#### [What you will do]
Pick out each line of the records that includes the string "интернет", and copy it.

#### [Extracted records]

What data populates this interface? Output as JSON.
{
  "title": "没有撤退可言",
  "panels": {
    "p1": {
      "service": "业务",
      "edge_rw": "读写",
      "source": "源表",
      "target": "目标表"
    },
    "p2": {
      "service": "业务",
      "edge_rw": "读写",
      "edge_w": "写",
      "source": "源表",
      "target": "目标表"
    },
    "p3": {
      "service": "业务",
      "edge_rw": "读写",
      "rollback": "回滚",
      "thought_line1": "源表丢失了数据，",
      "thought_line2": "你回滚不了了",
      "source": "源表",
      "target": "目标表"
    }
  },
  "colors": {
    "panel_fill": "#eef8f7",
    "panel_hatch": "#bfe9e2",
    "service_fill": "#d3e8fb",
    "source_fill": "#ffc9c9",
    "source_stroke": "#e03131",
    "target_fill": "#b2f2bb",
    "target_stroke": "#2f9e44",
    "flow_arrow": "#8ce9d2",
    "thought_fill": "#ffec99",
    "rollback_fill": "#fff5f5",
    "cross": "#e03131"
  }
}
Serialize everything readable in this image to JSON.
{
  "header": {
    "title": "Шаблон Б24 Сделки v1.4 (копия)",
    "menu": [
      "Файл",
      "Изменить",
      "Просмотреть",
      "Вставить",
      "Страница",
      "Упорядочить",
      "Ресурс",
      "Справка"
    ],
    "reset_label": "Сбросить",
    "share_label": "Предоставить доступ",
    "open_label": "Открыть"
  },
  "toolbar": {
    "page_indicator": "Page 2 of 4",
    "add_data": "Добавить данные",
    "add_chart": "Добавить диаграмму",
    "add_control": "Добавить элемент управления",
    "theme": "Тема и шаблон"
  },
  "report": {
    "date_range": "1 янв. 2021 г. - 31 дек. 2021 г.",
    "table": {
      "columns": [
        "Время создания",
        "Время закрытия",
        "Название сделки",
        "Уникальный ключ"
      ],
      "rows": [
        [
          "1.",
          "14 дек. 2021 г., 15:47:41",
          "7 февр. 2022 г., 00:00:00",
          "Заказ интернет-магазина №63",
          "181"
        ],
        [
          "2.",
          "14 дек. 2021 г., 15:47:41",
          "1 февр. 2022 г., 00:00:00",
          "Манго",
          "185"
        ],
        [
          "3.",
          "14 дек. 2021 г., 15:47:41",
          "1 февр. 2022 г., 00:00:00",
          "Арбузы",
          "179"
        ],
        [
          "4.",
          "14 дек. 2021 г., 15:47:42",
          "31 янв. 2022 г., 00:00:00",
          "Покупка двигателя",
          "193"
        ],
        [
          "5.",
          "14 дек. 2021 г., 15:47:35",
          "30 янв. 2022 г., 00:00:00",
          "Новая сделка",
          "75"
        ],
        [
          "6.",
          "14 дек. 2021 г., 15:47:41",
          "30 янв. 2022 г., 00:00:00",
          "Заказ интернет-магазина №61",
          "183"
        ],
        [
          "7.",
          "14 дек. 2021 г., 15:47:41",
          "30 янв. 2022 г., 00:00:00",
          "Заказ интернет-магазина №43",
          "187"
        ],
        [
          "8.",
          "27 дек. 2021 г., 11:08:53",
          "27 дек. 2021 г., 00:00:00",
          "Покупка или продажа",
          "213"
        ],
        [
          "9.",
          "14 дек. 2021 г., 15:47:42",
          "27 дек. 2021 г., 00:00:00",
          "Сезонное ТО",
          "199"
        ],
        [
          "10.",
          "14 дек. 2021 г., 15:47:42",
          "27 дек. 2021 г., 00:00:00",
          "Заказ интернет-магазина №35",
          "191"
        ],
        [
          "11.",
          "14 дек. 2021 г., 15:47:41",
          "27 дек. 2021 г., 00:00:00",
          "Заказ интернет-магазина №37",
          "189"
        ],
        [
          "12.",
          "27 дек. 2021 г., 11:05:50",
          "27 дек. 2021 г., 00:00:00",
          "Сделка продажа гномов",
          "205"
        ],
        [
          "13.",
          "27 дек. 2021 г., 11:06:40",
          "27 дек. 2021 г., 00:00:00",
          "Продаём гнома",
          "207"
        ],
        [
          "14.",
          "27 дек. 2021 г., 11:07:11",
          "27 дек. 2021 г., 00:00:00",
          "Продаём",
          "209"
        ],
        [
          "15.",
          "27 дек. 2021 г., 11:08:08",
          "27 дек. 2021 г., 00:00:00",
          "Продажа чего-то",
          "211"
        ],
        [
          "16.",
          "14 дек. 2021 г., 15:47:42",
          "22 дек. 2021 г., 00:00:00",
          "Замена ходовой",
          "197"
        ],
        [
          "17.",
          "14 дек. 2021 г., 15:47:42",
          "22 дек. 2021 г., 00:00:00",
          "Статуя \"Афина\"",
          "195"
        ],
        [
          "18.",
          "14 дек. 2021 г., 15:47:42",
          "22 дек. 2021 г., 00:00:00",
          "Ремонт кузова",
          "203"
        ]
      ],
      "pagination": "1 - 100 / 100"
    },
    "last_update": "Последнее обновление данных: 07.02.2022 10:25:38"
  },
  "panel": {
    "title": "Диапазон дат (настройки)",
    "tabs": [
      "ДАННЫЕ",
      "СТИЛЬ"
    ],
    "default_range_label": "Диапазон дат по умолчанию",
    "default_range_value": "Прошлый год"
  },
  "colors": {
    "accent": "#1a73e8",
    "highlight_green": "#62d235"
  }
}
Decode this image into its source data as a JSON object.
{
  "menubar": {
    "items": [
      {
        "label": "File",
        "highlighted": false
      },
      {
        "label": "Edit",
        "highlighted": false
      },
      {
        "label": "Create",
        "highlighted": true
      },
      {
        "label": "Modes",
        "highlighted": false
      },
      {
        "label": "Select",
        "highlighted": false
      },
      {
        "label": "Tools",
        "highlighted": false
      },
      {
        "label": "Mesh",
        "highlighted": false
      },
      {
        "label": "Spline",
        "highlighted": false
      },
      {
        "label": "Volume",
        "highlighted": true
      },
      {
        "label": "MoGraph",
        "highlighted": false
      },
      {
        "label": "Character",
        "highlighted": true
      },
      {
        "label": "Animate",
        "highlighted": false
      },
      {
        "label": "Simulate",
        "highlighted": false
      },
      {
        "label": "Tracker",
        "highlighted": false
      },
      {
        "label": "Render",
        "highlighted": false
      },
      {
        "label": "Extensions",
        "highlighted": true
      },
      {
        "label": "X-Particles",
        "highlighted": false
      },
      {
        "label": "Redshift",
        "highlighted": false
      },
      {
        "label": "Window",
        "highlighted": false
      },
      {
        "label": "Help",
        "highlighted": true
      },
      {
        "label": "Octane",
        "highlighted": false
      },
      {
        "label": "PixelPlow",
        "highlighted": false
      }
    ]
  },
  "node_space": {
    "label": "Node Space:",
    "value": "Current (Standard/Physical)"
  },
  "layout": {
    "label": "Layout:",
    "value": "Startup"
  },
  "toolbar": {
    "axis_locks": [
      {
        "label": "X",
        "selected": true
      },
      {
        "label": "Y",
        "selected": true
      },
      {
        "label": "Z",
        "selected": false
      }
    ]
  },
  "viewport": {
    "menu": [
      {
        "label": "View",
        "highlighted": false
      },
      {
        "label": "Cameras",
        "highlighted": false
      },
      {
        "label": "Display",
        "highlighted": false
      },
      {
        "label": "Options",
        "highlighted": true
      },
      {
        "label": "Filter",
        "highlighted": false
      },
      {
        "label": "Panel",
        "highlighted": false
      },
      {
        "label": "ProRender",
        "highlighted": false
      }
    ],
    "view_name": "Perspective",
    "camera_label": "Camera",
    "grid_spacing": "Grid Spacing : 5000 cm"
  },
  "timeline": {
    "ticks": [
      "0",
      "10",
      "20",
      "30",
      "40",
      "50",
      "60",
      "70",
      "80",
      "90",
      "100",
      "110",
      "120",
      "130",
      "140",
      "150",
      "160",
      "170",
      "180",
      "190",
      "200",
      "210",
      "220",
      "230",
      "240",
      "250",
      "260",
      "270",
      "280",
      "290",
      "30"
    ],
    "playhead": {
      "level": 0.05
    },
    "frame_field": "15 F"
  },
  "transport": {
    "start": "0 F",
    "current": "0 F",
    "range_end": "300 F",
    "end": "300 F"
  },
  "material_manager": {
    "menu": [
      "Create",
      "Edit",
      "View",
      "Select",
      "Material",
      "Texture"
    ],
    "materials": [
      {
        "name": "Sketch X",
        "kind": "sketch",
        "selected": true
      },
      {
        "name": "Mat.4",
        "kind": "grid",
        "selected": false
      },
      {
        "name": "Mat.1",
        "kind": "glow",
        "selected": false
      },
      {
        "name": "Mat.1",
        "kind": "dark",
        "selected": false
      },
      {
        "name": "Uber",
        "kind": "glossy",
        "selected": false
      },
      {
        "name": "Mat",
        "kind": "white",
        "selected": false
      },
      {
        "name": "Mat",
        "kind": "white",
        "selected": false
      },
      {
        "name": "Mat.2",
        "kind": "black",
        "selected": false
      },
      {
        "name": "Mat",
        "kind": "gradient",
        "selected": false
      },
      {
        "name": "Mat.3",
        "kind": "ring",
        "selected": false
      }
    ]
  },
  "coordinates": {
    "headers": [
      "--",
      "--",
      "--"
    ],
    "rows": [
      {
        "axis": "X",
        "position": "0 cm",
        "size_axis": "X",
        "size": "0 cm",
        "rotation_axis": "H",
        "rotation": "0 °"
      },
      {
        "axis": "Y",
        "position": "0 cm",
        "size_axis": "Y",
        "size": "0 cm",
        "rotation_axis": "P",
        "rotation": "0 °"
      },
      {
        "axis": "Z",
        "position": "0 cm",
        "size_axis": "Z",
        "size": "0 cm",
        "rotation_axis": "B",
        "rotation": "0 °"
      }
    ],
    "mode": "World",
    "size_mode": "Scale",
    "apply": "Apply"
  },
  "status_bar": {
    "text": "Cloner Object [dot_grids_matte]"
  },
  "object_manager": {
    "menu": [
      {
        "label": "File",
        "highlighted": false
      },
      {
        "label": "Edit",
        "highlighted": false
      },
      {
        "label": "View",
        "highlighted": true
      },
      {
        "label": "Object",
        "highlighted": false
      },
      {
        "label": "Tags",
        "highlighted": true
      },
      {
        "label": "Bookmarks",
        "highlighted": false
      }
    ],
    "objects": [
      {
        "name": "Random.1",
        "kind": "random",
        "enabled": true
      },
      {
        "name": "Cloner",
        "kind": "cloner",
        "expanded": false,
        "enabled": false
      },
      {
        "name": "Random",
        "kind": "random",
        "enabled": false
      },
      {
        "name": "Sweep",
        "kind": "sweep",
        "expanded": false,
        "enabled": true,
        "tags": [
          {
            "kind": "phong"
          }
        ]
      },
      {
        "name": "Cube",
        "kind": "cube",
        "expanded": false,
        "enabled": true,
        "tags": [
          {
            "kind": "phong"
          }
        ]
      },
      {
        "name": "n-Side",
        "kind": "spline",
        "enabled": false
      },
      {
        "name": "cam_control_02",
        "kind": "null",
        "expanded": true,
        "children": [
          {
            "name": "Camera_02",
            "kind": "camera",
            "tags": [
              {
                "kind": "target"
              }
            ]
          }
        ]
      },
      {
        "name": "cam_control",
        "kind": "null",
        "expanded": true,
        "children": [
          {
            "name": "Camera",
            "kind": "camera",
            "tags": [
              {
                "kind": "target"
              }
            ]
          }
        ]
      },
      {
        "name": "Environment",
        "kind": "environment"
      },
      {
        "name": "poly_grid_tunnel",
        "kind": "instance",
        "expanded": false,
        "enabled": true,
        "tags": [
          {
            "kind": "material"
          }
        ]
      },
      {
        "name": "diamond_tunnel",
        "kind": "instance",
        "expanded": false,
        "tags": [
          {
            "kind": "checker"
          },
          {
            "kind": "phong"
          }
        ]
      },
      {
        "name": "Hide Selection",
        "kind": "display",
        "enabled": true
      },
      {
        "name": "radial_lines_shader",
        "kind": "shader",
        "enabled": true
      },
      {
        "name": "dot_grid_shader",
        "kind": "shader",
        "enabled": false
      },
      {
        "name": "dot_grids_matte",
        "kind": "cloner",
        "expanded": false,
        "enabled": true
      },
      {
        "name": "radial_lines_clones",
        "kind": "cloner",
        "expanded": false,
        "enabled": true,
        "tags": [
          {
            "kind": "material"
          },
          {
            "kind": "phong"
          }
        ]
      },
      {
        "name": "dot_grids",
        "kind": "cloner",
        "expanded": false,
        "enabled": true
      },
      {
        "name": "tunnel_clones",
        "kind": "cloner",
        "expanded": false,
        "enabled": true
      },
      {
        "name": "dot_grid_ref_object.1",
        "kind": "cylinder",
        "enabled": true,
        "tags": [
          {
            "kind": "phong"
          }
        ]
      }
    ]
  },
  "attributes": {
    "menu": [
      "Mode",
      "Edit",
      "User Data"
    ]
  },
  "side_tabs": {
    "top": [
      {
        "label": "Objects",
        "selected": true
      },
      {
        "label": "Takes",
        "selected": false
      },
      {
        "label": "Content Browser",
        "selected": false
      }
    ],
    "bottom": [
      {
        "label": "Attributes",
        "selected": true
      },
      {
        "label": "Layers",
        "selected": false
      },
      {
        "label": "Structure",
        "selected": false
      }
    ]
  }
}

#### [Task solution]
          "Заказ интернет-магазина №63",
          "Заказ интернет-магазина №61",
          "Заказ интернет-магазина №43",
          "Заказ интернет-магазина №35",
          "Заказ интернет-магазина №37",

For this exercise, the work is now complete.